So you admit awareness without physical support, as the primordial state is aware.
You haven't actually discussed how you reconcile the energy aspect of the base with your beliefs. Admitting the first and understanding the second would make fairly easy to admit the possibility of beings we can't detect with an untamed mind. We can't detect consciousness directly and that doesn't mean it doesn't exist. If you assume that there is awareness without physical support, you gave the first step to allow the possibility of beings without a physical support can exist. In Dzogchen we consider they have what is called a mental body, as we do while in the bardo.
I have actually discussed these matters with Rinpoche.
There is no problem.
As ChNN so often says, "we must pay respect".
We have his teachings and they are very clear. But something I'm sure I'll never see is ChNN imposing them or asking someone to accept them. That's up to the individual.
The problem only arises when one holds on to a religious view of Dharma.
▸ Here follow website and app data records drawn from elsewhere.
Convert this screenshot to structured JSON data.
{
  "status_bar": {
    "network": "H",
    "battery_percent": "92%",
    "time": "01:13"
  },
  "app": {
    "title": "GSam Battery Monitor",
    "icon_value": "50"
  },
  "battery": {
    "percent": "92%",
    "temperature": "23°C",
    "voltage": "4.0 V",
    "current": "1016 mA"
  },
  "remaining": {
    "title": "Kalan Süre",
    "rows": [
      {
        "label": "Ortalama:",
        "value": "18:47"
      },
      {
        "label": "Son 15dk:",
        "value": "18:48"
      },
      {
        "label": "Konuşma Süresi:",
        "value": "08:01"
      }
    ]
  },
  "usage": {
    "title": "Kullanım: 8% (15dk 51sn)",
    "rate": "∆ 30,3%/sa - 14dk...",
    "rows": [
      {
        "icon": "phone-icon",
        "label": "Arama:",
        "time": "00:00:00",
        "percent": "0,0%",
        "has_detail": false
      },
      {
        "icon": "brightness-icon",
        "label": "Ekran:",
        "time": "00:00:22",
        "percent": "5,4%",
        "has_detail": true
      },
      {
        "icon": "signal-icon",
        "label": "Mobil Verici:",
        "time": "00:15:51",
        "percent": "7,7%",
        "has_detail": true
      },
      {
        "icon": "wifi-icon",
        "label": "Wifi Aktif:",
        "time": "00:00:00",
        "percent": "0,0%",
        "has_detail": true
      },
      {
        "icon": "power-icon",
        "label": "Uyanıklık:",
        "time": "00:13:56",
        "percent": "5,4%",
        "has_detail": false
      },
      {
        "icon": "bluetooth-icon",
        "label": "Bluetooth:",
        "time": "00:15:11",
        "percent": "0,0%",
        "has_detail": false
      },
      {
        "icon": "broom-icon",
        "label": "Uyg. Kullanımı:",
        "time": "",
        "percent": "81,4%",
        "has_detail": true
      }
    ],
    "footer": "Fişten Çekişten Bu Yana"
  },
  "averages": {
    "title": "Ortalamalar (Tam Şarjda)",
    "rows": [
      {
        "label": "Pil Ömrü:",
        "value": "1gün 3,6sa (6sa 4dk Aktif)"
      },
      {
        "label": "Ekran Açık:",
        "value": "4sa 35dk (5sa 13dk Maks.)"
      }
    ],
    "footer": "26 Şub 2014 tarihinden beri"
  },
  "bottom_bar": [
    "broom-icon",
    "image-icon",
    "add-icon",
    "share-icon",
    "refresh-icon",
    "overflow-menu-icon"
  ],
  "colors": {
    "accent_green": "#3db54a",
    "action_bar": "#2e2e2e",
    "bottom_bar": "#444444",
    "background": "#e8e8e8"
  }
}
I agree. And the problem with that view is that we risk conditioning experience due to our beliefs, among other things. We create limitations. These can come in many forms, as rejecting apriori the existence of beings/realms/processes we can't detect with an untamed mind while attributing our karmic vision a different ontological status. Religion takes many forms. You mentioned earlier Susan Blackmore and Dawkins. I see them as very religious people. Their religion is Scientism. Their metaphysics is Physicalism. They are the reverse side of the same coin of any other religious fundamentalist. What defines them and lumps them together is a passionate belief for metaphysical speculations they assume as being the truth.
Just as there is only a problem with Quantum theory if one holds on to a literalist view of Buddhist Cosmology. What is emerging from brain studies is every bit as repeatable and cohesive as what is going on at Cerne. At less cost..
The aim of Buddhadharma has very little in common with the aim of science. Science believes this reality you experience to be real. Buddhadharma considers it an illusion. From the start this creates a gap very hard to transpose.
What is emerging from brain studies are trivialities diguised as great discoveries. Granted that they have tremendous value in terms of medicine. That's beyond dispute. But in principle, it's known for a long time that brain functioning is interrelated with mental phenomena in several civilizations. People have been having accidents in their heads since the beginning of human history, so a relation between what's inside the cranium and mental phenomena has been apparent a long time ago. Now we are knowing the details. But this tells us nothing about the ontological status of consciousness for instance. I think you put too much faith in brain research when it comes to understanding what it still doesn't tell us. I've linked an article you should considering reading: http://www.edvul.com/pdf/VulHarrisWinki ... S-2009.pdf
Say, by any chance are you from the UK? The skeptic movement has the UK as an authentic stronghold. Pop science as presented there is extremely biased and this leads to a certain social mindset when considering this sort of subjects that may influence people without them really noticing. The belief in ghosts, devas, spirits or anything that even remotely smells paranormal is shunned vehemently by most academics (with some very bright exceptions as the Nobel laureate Brian Josephson http://www.nobelprize.org/nobel_prizes/ ... on-cv.html
). I'm just asking because the UK is plagued with materialism fundamentalists (not your case) posing as skeptics.